Problem requirements:
Search the listing below for the word "flats" and copy each line where it appears.
+++++
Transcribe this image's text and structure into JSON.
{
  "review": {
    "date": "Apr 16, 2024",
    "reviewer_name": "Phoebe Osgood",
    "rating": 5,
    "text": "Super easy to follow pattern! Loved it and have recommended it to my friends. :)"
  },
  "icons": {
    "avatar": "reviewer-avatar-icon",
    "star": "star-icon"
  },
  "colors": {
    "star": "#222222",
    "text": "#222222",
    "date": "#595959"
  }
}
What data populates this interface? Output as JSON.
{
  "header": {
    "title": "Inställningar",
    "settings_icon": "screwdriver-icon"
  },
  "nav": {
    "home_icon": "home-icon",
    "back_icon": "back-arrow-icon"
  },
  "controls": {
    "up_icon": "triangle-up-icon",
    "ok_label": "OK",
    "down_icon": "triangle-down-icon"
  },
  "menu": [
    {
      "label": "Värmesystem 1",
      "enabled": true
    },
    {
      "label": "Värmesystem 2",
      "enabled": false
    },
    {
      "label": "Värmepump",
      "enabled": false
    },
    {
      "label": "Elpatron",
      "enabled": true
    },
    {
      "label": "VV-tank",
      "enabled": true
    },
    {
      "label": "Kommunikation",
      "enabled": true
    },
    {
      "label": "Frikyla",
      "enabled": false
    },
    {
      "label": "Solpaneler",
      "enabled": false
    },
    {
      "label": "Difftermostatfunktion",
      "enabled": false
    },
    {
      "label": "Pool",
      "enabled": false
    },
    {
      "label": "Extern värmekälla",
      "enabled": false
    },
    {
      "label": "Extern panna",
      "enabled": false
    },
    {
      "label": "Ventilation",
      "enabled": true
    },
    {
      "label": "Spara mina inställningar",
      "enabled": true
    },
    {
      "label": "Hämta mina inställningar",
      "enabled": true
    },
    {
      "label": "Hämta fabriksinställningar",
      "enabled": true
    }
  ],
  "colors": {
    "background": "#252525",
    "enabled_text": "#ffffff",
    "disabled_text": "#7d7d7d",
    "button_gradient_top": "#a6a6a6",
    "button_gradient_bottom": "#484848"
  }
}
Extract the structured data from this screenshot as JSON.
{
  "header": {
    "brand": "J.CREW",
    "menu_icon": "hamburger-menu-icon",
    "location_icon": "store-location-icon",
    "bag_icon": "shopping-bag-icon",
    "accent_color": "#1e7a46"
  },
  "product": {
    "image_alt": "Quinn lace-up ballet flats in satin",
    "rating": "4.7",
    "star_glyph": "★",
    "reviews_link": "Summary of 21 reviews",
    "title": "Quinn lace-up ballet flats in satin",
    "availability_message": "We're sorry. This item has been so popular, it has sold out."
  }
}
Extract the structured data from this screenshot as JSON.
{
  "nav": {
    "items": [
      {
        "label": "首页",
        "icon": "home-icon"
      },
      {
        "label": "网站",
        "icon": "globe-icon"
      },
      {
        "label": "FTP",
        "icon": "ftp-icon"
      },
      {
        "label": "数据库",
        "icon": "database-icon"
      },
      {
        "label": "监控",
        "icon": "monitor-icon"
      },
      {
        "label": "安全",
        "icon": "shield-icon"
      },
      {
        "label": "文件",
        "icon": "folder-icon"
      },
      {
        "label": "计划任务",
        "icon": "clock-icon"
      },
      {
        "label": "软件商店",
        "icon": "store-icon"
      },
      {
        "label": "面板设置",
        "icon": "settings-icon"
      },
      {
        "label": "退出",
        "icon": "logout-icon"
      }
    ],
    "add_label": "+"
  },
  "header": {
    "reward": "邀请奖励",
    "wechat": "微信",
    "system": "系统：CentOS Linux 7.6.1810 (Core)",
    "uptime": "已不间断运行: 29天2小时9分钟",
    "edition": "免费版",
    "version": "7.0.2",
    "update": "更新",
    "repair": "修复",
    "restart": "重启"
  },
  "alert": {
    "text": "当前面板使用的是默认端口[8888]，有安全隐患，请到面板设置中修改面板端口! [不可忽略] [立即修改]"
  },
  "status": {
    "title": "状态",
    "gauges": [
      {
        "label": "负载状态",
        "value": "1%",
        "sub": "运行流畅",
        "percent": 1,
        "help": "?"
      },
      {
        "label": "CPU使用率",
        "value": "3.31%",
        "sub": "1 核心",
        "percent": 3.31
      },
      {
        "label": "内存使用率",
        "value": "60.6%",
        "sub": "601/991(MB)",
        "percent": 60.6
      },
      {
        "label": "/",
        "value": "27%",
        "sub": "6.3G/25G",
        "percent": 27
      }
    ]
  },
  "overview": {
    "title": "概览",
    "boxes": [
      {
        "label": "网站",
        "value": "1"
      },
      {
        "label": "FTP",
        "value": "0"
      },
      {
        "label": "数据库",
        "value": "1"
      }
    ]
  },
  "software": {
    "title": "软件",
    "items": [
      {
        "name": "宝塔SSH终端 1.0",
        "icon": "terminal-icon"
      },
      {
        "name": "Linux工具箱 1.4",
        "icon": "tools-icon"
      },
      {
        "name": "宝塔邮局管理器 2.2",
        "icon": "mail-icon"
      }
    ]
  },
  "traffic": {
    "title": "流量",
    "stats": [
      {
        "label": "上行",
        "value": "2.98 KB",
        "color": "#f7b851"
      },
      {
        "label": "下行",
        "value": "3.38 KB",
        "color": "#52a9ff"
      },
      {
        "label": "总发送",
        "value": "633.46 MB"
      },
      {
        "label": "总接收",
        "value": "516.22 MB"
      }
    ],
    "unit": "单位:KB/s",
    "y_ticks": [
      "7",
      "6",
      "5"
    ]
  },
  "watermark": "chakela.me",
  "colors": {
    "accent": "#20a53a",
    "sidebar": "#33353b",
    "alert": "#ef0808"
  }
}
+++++
Answer for the task:
    "image_alt": "Quinn lace-up ballet flats in satin",
    "title": "Quinn lace-up ballet flats in satin",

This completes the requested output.